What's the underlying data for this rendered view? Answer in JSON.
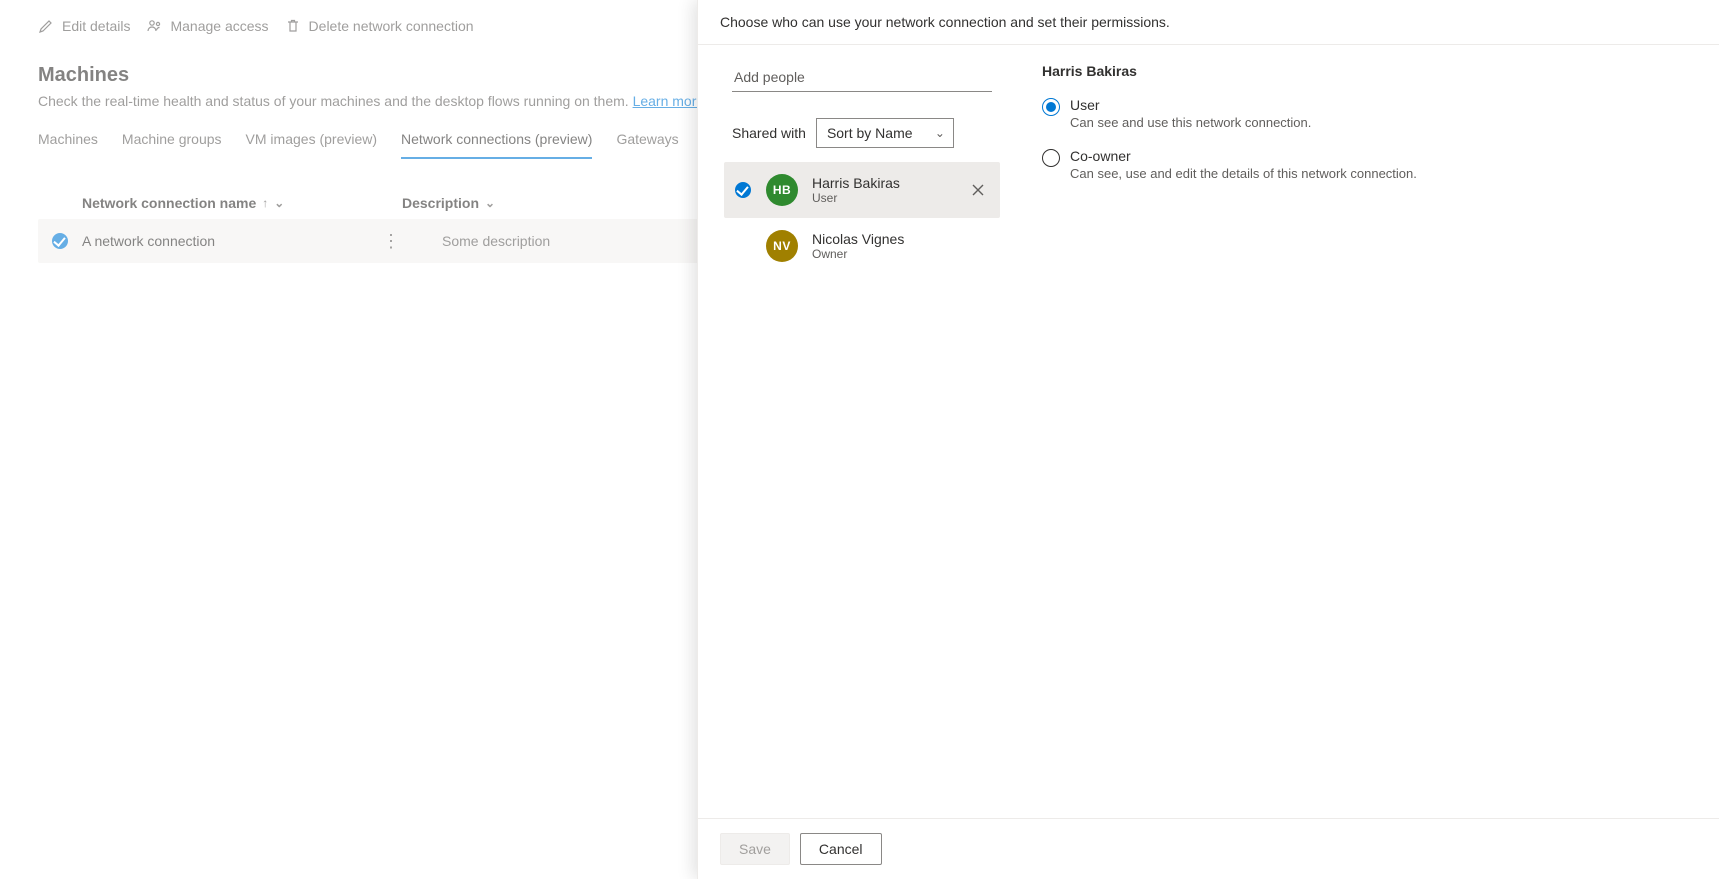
{
  "cmd": {
    "edit": "Edit details",
    "manage": "Manage access",
    "delete": "Delete network connection"
  },
  "page": {
    "title": "Machines",
    "subtitle": "Check the real-time health and status of your machines and the desktop flows running on them. ",
    "learn_more": "Learn more"
  },
  "tabs": {
    "machines": "Machines",
    "groups": "Machine groups",
    "vm": "VM images (preview)",
    "net": "Network connections (preview)",
    "gateways": "Gateways"
  },
  "table": {
    "col_name": "Network connection name",
    "col_desc": "Description",
    "rows": [
      {
        "name": "A network connection",
        "desc": "Some description"
      }
    ]
  },
  "panel": {
    "header": "Choose who can use your network connection and set their permissions.",
    "add_people_placeholder": "Add people",
    "shared_with_label": "Shared with",
    "sort_label": "Sort by Name",
    "people": [
      {
        "initials": "HB",
        "name": "Harris Bakiras",
        "role": "User",
        "avatarClass": "hb",
        "selected": true,
        "removable": true
      },
      {
        "initials": "NV",
        "name": "Nicolas Vignes",
        "role": "Owner",
        "avatarClass": "nv",
        "selected": false,
        "removable": false
      }
    ],
    "right": {
      "title": "Harris Bakiras",
      "options": [
        {
          "label": "User",
          "desc": "Can see and use this network connection.",
          "checked": true
        },
        {
          "label": "Co-owner",
          "desc": "Can see, use and edit the details of this network connection.",
          "checked": false
        }
      ]
    },
    "footer": {
      "save": "Save",
      "cancel": "Cancel"
    }
  }
}
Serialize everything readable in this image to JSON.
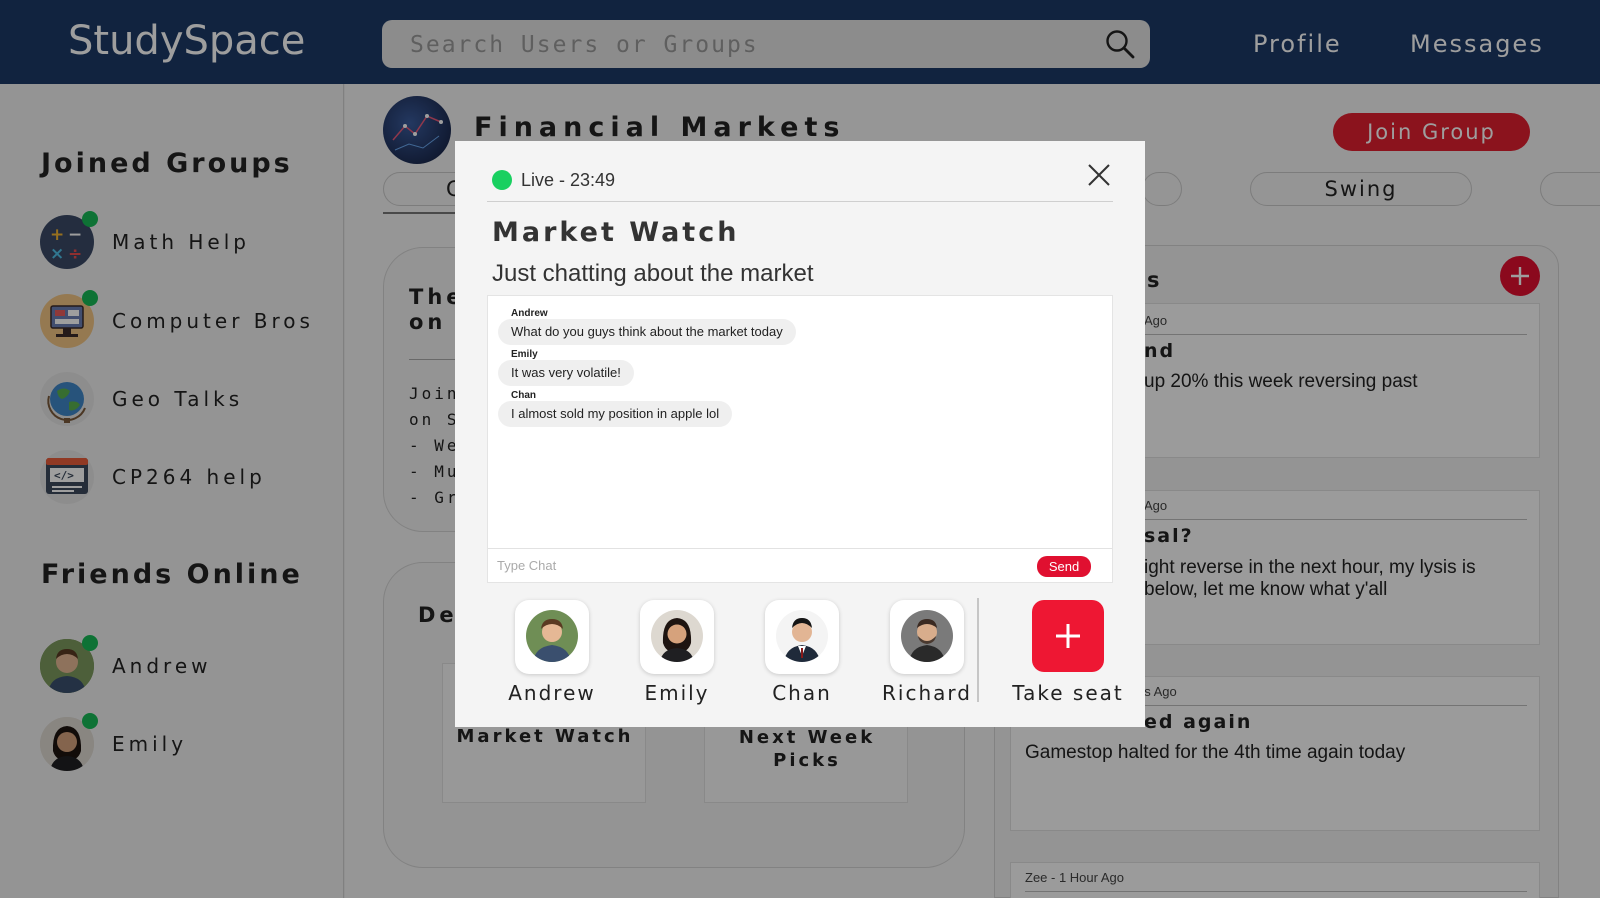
{
  "app": {
    "name": "StudySpace"
  },
  "search": {
    "placeholder": "Search Users or Groups"
  },
  "nav": {
    "profile": "Profile",
    "messages": "Messages"
  },
  "sidebar": {
    "joined_heading": "Joined Groups",
    "groups": [
      {
        "label": "Math Help"
      },
      {
        "label": "Computer Bros"
      },
      {
        "label": "Geo Talks"
      },
      {
        "label": "CP264 help"
      }
    ],
    "friends_heading": "Friends Online",
    "friends": [
      {
        "label": "Andrew"
      },
      {
        "label": "Emily"
      }
    ]
  },
  "group": {
    "title": "Financial Markets",
    "join_label": "Join Group",
    "tags": [
      "G",
      "Swing"
    ]
  },
  "background": {
    "card_title": [
      "The",
      "on"
    ],
    "card_lines": [
      "Join",
      "on S",
      "- We",
      "- Mu",
      "- Gre"
    ],
    "desc_heading": "Des",
    "rooms": [
      "Market Watch",
      "Next Week Picks"
    ],
    "posts_heading": "s",
    "posts": [
      {
        "meta": "Ago",
        "title": "nd",
        "body": "up 20% this week reversing past"
      },
      {
        "meta": "Ago",
        "title": "sal?",
        "body": "ight reverse in the next hour, my lysis is below, let me know what y'all"
      },
      {
        "meta": "es Ago",
        "title": "ed again",
        "body": "Gamestop halted for the 4th time again today"
      },
      {
        "meta": "Zee - 1 Hour Ago",
        "title": "",
        "body": ""
      }
    ]
  },
  "modal": {
    "status": "Live - 23:49",
    "title": "Market Watch",
    "description": "Just chatting about the market",
    "messages": [
      {
        "name": "Andrew",
        "text": "What do you guys think about the market today"
      },
      {
        "name": "Emily",
        "text": "It was very volatile!"
      },
      {
        "name": "Chan",
        "text": "I almost sold my position in apple lol"
      }
    ],
    "input_placeholder": "Type Chat",
    "send_label": "Send",
    "seats": [
      {
        "name": "Andrew"
      },
      {
        "name": "Emily"
      },
      {
        "name": "Chan"
      },
      {
        "name": "Richard"
      }
    ],
    "take_seat_label": "Take seat"
  },
  "colors": {
    "navbar": "#1c3966",
    "accent_red": "#e02030",
    "online_green": "#18b956",
    "live_green": "#19d060"
  }
}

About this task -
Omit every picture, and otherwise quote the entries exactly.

Response area -
What's the underlying data for this rendered view? Answer in JSON.
{
  "cmd": {
    "edit": "Edit details",
    "manage": "Manage access",
    "delete": "Delete network connection"
  },
  "page": {
    "title": "Machines",
    "subtitle": "Check the real-time health and status of your machines and the desktop flows running on them. ",
    "learn_more": "Learn more"
  },
  "tabs": {
    "machines": "Machines",
    "groups": "Machine groups",
    "vm": "VM images (preview)",
    "net": "Network connections (preview)",
    "gateways": "Gateways"
  },
  "table": {
    "col_name": "Network connection name",
    "col_desc": "Description",
    "rows": [
      {
        "name": "A network connection",
        "desc": "Some description"
      }
    ]
  },
  "panel": {
    "header": "Choose who can use your network connection and set their permissions.",
    "add_people_placeholder": "Add people",
    "shared_with_label": "Shared with",
    "sort_label": "Sort by Name",
    "people": [
      {
        "initials": "HB",
        "name": "Harris Bakiras",
        "role": "User",
        "avatarClass": "hb",
        "selected": true,
        "removable": true
      },
      {
        "initials": "NV",
        "name": "Nicolas Vignes",
        "role": "Owner",
        "avatarClass": "nv",
        "selected": false,
        "removable": false
      }
    ],
    "right": {
      "title": "Harris Bakiras",
      "options": [
        {
          "label": "User",
          "desc": "Can see and use this network connection.",
          "checked": true
        },
        {
          "label": "Co-owner",
          "desc": "Can see, use and edit the details of this network connection.",
          "checked": false
        }
      ]
    },
    "footer": {
      "save": "Save",
      "cancel": "Cancel"
    }
  }
}
Serialize everything readable in this image to JSON.
{
  "app": {
    "name": "StudySpace"
  },
  "search": {
    "placeholder": "Search Users or Groups"
  },
  "nav": {
    "profile": "Profile",
    "messages": "Messages"
  },
  "sidebar": {
    "joined_heading": "Joined Groups",
    "groups": [
      {
        "label": "Math Help"
      },
      {
        "label": "Computer Bros"
      },
      {
        "label": "Geo Talks"
      },
      {
        "label": "CP264 help"
      }
    ],
    "friends_heading": "Friends Online",
    "friends": [
      {
        "label": "Andrew"
      },
      {
        "label": "Emily"
      }
    ]
  },
  "group": {
    "title": "Financial Markets",
    "join_label": "Join Group",
    "tags": [
      "G",
      "Swing"
    ]
  },
  "background": {
    "card_title": [
      "The",
      "on"
    ],
    "card_lines": [
      "Join",
      "on S",
      "- We",
      "- Mu",
      "- Gre"
    ],
    "desc_heading": "Des",
    "rooms": [
      "Market Watch",
      "Next Week Picks"
    ],
    "posts_heading": "s",
    "posts": [
      {
        "meta": "Ago",
        "title": "nd",
        "body": "up 20% this week reversing past"
      },
      {
        "meta": "Ago",
        "title": "sal?",
        "body": "ight reverse in the next hour, my lysis is below, let me know what y'all"
      },
      {
        "meta": "es Ago",
        "title": "ed again",
        "body": "Gamestop halted for the 4th time again today"
      },
      {
        "meta": "Zee - 1 Hour Ago",
        "title": "",
        "body": ""
      }
    ]
  },
  "modal": {
    "status": "Live - 23:49",
    "title": "Market Watch",
    "description": "Just chatting about the market",
    "messages": [
      {
        "name": "Andrew",
        "text": "What do you guys think about the market today"
      },
      {
        "name": "Emily",
        "text": "It was very volatile!"
      },
      {
        "name": "Chan",
        "text": "I almost sold my position in apple lol"
      }
    ],
    "input_placeholder": "Type Chat",
    "send_label": "Send",
    "seats": [
      {
        "name": "Andrew"
      },
      {
        "name": "Emily"
      },
      {
        "name": "Chan"
      },
      {
        "name": "Richard"
      }
    ],
    "take_seat_label": "Take seat"
  },
  "colors": {
    "navbar": "#1c3966",
    "accent_red": "#e02030",
    "online_green": "#18b956",
    "live_green": "#19d060"
  }
}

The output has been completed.